*Task item*. Print out each entry below exactly; do not carry over any image.
── Data provided
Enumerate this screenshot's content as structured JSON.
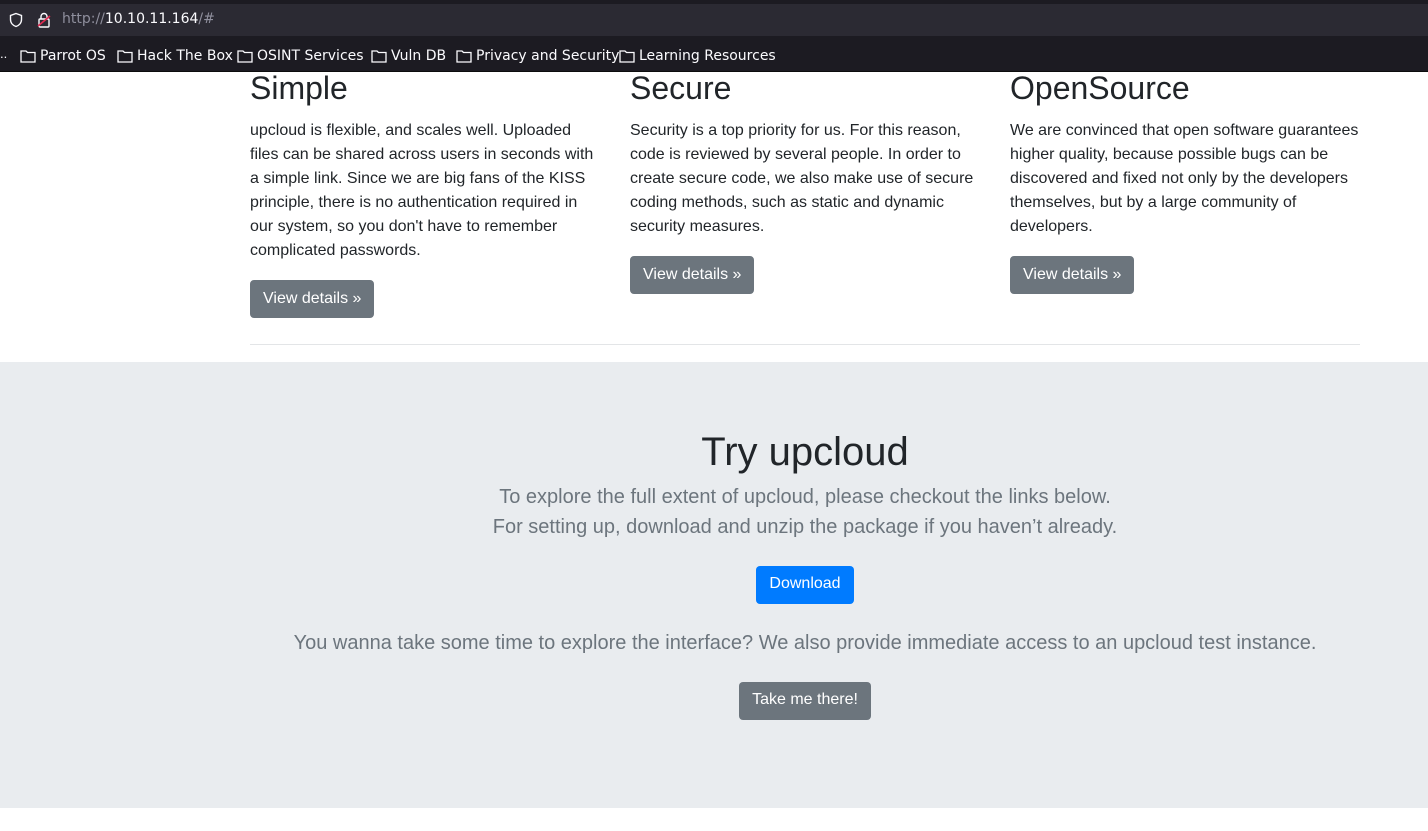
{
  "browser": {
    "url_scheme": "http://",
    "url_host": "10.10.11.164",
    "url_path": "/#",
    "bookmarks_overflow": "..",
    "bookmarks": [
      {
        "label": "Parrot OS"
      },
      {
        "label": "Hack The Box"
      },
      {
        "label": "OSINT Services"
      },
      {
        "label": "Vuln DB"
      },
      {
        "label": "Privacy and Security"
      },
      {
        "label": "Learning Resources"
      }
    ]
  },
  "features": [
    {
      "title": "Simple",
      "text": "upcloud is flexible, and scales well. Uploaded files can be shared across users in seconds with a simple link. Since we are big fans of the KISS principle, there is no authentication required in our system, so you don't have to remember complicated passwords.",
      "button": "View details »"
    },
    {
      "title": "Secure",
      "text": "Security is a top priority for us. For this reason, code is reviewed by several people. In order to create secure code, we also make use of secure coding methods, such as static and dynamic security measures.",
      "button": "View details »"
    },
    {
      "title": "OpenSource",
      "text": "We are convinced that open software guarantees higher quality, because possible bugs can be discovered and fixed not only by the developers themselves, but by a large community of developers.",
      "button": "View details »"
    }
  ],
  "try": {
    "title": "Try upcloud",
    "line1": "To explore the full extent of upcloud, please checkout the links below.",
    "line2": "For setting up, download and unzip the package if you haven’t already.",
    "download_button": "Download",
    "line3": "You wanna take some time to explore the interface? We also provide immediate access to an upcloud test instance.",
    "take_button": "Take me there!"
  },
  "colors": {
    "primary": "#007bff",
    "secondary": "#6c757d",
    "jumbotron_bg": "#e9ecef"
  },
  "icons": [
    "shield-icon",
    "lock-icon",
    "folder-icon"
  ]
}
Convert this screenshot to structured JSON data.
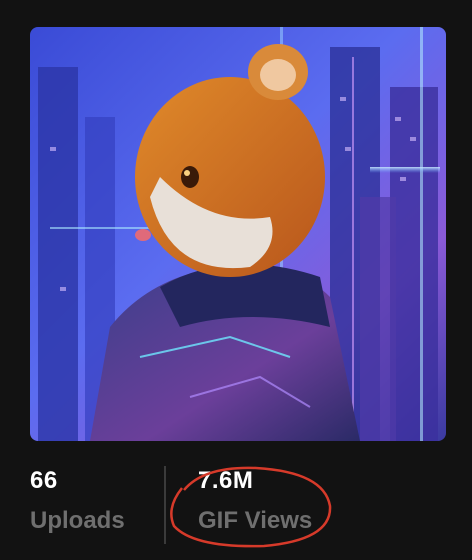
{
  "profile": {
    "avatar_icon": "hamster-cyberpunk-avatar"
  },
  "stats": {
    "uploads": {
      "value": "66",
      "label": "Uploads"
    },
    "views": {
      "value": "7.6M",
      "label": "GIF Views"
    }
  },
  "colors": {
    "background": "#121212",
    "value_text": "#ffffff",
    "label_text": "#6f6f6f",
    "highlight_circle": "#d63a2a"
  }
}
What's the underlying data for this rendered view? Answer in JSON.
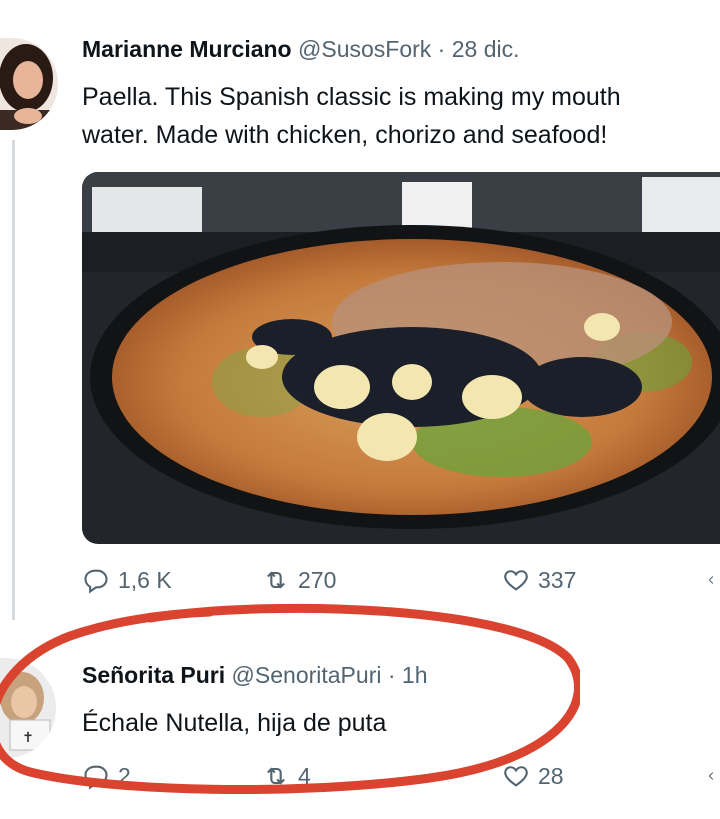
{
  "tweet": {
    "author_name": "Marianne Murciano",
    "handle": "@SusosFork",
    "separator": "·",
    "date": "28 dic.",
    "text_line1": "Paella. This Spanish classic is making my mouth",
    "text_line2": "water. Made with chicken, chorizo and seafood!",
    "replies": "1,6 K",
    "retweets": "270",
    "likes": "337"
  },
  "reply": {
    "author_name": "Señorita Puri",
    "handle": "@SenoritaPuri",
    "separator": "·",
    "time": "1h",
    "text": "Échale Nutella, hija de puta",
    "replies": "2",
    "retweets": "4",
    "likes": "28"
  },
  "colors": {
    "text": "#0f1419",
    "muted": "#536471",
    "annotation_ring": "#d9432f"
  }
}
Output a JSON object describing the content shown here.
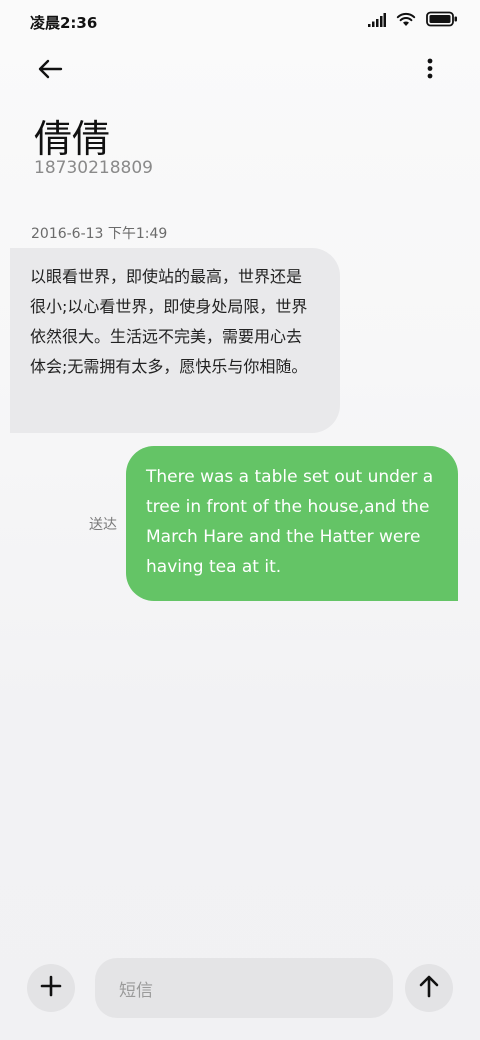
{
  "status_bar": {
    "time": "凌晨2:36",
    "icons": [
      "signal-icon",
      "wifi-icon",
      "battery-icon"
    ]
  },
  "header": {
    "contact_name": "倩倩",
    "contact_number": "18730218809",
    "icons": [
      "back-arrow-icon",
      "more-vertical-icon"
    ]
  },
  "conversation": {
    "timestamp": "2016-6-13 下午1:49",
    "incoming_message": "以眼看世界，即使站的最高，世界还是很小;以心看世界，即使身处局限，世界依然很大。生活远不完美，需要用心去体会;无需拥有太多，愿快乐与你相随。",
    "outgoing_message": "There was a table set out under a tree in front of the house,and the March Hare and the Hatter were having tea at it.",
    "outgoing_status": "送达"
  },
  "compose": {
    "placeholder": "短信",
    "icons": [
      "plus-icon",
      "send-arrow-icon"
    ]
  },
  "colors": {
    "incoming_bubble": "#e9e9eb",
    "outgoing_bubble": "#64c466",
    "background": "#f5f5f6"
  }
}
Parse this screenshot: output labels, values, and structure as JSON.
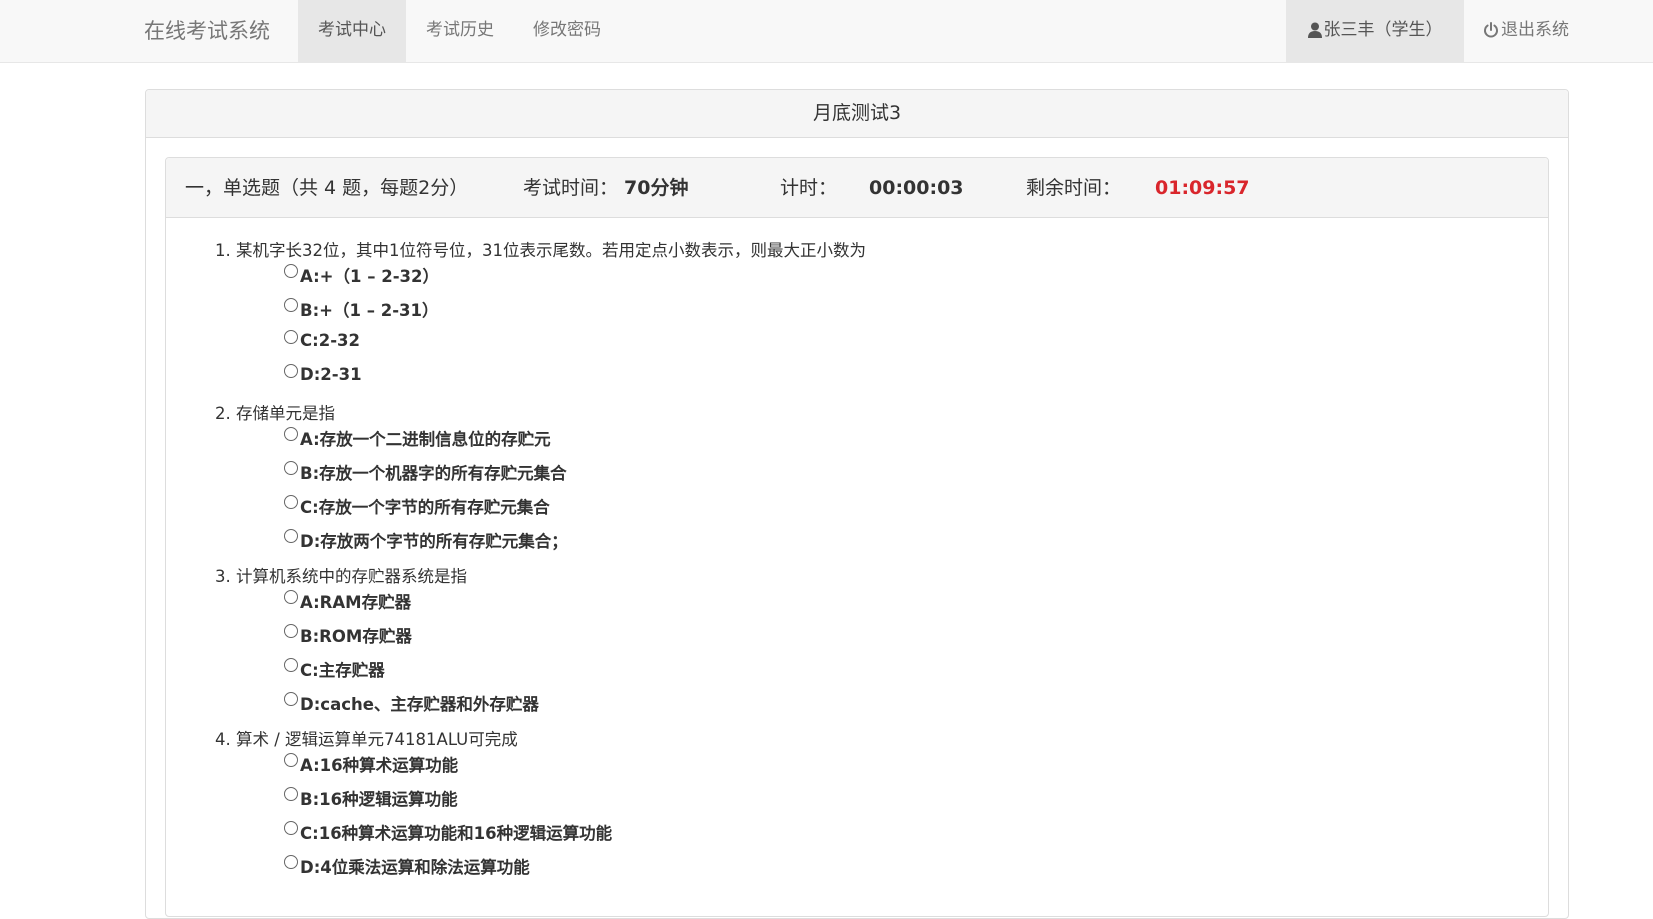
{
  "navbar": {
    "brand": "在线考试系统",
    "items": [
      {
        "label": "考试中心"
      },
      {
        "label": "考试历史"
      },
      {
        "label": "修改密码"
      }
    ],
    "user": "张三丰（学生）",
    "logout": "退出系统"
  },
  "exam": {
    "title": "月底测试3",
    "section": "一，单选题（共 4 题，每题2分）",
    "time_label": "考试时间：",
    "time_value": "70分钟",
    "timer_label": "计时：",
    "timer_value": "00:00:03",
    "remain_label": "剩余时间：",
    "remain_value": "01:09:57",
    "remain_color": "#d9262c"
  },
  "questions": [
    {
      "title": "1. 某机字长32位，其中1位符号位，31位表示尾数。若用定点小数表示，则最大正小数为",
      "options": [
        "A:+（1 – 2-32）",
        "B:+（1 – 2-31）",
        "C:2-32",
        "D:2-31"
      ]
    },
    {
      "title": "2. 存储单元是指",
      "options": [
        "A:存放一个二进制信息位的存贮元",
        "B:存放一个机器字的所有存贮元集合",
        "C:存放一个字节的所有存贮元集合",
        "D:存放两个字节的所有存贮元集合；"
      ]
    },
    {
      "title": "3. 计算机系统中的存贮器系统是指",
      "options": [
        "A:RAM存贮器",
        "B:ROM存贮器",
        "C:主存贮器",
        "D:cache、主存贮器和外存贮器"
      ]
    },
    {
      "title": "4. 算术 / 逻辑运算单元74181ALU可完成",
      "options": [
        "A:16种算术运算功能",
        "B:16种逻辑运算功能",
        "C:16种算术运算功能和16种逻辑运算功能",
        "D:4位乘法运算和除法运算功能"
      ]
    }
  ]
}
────
*Problem solution*.
Enumerate this screenshot's content as structured JSON.
{
  "browser": {
    "url_scheme": "http://",
    "url_host": "10.10.11.164",
    "url_path": "/#",
    "bookmarks_overflow": "..",
    "bookmarks": [
      {
        "label": "Parrot OS"
      },
      {
        "label": "Hack The Box"
      },
      {
        "label": "OSINT Services"
      },
      {
        "label": "Vuln DB"
      },
      {
        "label": "Privacy and Security"
      },
      {
        "label": "Learning Resources"
      }
    ]
  },
  "features": [
    {
      "title": "Simple",
      "text": "upcloud is flexible, and scales well. Uploaded files can be shared across users in seconds with a simple link. Since we are big fans of the KISS principle, there is no authentication required in our system, so you don't have to remember complicated passwords.",
      "button": "View details »"
    },
    {
      "title": "Secure",
      "text": "Security is a top priority for us. For this reason, code is reviewed by several people. In order to create secure code, we also make use of secure coding methods, such as static and dynamic security measures.",
      "button": "View details »"
    },
    {
      "title": "OpenSource",
      "text": "We are convinced that open software guarantees higher quality, because possible bugs can be discovered and fixed not only by the developers themselves, but by a large community of developers.",
      "button": "View details »"
    }
  ],
  "try": {
    "title": "Try upcloud",
    "line1": "To explore the full extent of upcloud, please checkout the links below.",
    "line2": "For setting up, download and unzip the package if you haven’t already.",
    "download_button": "Download",
    "line3": "You wanna take some time to explore the interface? We also provide immediate access to an upcloud test instance.",
    "take_button": "Take me there!"
  },
  "colors": {
    "primary": "#007bff",
    "secondary": "#6c757d",
    "jumbotron_bg": "#e9ecef"
  },
  "icons": [
    "shield-icon",
    "lock-icon",
    "folder-icon"
  ]
}
Convert this screenshot to structured JSON data.
{
  "profile": {
    "avatar_icon": "hamster-cyberpunk-avatar"
  },
  "stats": {
    "uploads": {
      "value": "66",
      "label": "Uploads"
    },
    "views": {
      "value": "7.6M",
      "label": "GIF Views"
    }
  },
  "colors": {
    "background": "#121212",
    "value_text": "#ffffff",
    "label_text": "#6f6f6f",
    "highlight_circle": "#d63a2a"
  }
}
What's the underlying data for this rendered view? Answer in JSON.
{
  "tweet": {
    "author_name": "Marianne Murciano",
    "handle": "@SusosFork",
    "separator": "·",
    "date": "28 dic.",
    "text_line1": "Paella. This Spanish classic is making my mouth",
    "text_line2": "water. Made with chicken, chorizo and seafood!",
    "replies": "1,6 K",
    "retweets": "270",
    "likes": "337"
  },
  "reply": {
    "author_name": "Señorita Puri",
    "handle": "@SenoritaPuri",
    "separator": "·",
    "time": "1h",
    "text": "Échale Nutella, hija de puta",
    "replies": "2",
    "retweets": "4",
    "likes": "28"
  },
  "colors": {
    "text": "#0f1419",
    "muted": "#536471",
    "annotation_ring": "#d9432f"
  }
}
Output a JSON object describing the content shown here.
{
  "status_bar": {
    "time": "凌晨2:36",
    "icons": [
      "signal-icon",
      "wifi-icon",
      "battery-icon"
    ]
  },
  "header": {
    "contact_name": "倩倩",
    "contact_number": "18730218809",
    "icons": [
      "back-arrow-icon",
      "more-vertical-icon"
    ]
  },
  "conversation": {
    "timestamp": "2016-6-13 下午1:49",
    "incoming_message": "以眼看世界，即使站的最高，世界还是很小;以心看世界，即使身处局限，世界依然很大。生活远不完美，需要用心去体会;无需拥有太多，愿快乐与你相随。",
    "outgoing_message": "There was a table set out under a tree in front of the house,and the March Hare and the Hatter were having tea at it.",
    "outgoing_status": "送达"
  },
  "compose": {
    "placeholder": "短信",
    "icons": [
      "plus-icon",
      "send-arrow-icon"
    ]
  },
  "colors": {
    "incoming_bubble": "#e9e9eb",
    "outgoing_bubble": "#64c466",
    "background": "#f5f5f6"
  }
}
Parse this screenshot: output labels, values, and structure as JSON.
{
  "navbar": {
    "brand": "在线考试系统",
    "items": [
      {
        "label": "考试中心"
      },
      {
        "label": "考试历史"
      },
      {
        "label": "修改密码"
      }
    ],
    "user": "张三丰（学生）",
    "logout": "退出系统"
  },
  "exam": {
    "title": "月底测试3",
    "section": "一，单选题（共 4 题，每题2分）",
    "time_label": "考试时间：",
    "time_value": "70分钟",
    "timer_label": "计时：",
    "timer_value": "00:00:03",
    "remain_label": "剩余时间：",
    "remain_value": "01:09:57",
    "remain_color": "#d9262c"
  },
  "questions": [
    {
      "title": "1. 某机字长32位，其中1位符号位，31位表示尾数。若用定点小数表示，则最大正小数为",
      "options": [
        "A:+（1 – 2-32）",
        "B:+（1 – 2-31）",
        "C:2-32",
        "D:2-31"
      ]
    },
    {
      "title": "2. 存储单元是指",
      "options": [
        "A:存放一个二进制信息位的存贮元",
        "B:存放一个机器字的所有存贮元集合",
        "C:存放一个字节的所有存贮元集合",
        "D:存放两个字节的所有存贮元集合；"
      ]
    },
    {
      "title": "3. 计算机系统中的存贮器系统是指",
      "options": [
        "A:RAM存贮器",
        "B:ROM存贮器",
        "C:主存贮器",
        "D:cache、主存贮器和外存贮器"
      ]
    },
    {
      "title": "4. 算术 / 逻辑运算单元74181ALU可完成",
      "options": [
        "A:16种算术运算功能",
        "B:16种逻辑运算功能",
        "C:16种算术运算功能和16种逻辑运算功能",
        "D:4位乘法运算和除法运算功能"
      ]
    }
  ]
}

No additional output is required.